A recent occupational health and safety television commercial by WorkSafe Victoria (Australia) appealed to the emotions by showing us a workplace accident scene and then switching to a family waiting for the husband and father to return from work. You’re not sure if he’s been hurt and you feel worried for the family. He returns safely in the end, but you get strong emotional reminder of the importance of maintaining safe work practices and environments.

Logos

Whether you want people to buy your products or agree with your ideas, you need to use some form of logic or reasoning in your business writing.

If you’re writing a brochure about your product, you can show how much time, money or effort it saves your customers. In many cases, you will want to use statistical data to make your point. To be more credible it will help to have third-party party confirmation – for example, from a customer or industry association.

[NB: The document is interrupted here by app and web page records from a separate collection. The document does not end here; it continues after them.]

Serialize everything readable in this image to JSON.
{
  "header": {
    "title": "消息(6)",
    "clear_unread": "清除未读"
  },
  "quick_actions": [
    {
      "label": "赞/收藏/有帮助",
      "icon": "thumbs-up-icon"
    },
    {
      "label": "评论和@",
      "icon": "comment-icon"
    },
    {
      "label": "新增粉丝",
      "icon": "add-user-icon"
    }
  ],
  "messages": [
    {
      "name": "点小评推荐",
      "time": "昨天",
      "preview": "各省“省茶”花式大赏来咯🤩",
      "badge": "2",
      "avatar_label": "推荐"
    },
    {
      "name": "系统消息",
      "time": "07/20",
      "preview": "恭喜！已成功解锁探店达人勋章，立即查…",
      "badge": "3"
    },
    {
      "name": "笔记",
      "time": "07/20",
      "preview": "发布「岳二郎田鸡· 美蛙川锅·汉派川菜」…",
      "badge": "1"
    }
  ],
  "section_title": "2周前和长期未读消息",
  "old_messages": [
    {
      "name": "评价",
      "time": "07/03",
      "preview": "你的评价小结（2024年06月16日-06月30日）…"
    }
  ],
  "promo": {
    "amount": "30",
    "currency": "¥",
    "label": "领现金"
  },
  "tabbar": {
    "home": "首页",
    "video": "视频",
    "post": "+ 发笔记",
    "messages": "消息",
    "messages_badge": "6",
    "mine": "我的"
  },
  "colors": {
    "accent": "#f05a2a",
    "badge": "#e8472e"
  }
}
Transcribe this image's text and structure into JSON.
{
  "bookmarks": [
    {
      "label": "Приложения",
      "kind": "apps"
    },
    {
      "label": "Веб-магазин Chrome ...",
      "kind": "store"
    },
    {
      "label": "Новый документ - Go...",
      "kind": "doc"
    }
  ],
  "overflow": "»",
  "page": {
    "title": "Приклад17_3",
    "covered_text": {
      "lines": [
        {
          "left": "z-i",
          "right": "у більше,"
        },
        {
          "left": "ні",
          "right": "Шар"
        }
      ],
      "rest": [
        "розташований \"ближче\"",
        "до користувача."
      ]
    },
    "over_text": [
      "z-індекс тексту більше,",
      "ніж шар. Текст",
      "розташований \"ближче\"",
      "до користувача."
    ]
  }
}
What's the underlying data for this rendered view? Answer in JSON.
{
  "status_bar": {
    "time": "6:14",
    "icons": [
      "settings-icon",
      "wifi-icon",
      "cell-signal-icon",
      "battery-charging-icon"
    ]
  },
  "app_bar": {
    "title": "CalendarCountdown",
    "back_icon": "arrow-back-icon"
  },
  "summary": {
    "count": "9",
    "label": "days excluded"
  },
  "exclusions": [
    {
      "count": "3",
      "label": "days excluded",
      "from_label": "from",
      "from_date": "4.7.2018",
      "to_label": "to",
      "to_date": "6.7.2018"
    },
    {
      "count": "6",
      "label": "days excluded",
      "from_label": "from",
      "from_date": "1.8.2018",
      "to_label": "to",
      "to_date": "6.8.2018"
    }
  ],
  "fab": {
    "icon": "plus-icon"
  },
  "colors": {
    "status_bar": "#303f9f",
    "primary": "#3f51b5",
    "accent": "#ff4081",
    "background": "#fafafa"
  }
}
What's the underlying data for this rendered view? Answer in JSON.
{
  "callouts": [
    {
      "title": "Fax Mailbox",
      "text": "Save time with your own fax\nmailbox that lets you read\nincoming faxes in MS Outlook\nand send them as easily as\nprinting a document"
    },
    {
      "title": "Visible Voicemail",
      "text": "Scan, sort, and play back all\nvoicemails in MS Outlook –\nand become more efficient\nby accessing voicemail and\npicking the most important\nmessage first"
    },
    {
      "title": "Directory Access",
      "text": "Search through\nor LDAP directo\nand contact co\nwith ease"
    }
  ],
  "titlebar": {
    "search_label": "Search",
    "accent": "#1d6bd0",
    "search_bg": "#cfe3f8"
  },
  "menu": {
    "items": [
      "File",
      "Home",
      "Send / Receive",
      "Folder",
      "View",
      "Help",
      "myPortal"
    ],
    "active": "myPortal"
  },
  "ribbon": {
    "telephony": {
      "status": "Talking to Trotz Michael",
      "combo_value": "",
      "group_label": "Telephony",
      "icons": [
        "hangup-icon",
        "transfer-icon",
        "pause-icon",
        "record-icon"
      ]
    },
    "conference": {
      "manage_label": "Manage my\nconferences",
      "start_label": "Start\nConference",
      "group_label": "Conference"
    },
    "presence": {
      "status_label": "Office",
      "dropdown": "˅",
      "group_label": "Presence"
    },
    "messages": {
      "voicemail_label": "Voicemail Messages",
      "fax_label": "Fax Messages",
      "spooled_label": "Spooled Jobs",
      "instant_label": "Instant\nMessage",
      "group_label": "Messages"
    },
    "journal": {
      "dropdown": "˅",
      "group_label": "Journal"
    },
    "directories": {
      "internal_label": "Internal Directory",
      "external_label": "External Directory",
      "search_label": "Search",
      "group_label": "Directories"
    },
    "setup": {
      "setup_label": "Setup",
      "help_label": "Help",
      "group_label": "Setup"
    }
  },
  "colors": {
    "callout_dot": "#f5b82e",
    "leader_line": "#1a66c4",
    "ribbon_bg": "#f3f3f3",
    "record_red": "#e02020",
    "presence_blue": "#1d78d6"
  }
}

A website of a major insurance provider points out that 80 per cent of Australians are underinsured and lists the source of the statistic as a survey conducted by a government agency. This fact will make readers think: “Am I one of the 80 per cent? Chances are that I am, and I need to do something about it to avoid serious problems.” In this case, the statistical fact leads to an emotional response.

Combining authority, emotion and reason in your business writing and presentations

Choosing the right mix of ethos, pathos and logos is the key to persuasive writing and speaking. How you combine the three will depend on the product, the service or idea you’re promoting, and your audience. Business managers, for example, often need to make a logical case for purchasing a new solution to a problem, so business-to-business products and services require a rational justification. Consumer products and services tend to be promoted on an emotional level. For example, if you’re selling a relaxing holiday on the beach or expensive jewellery, you will want to focus on the emotional side of your offering.

Michael Gladkoff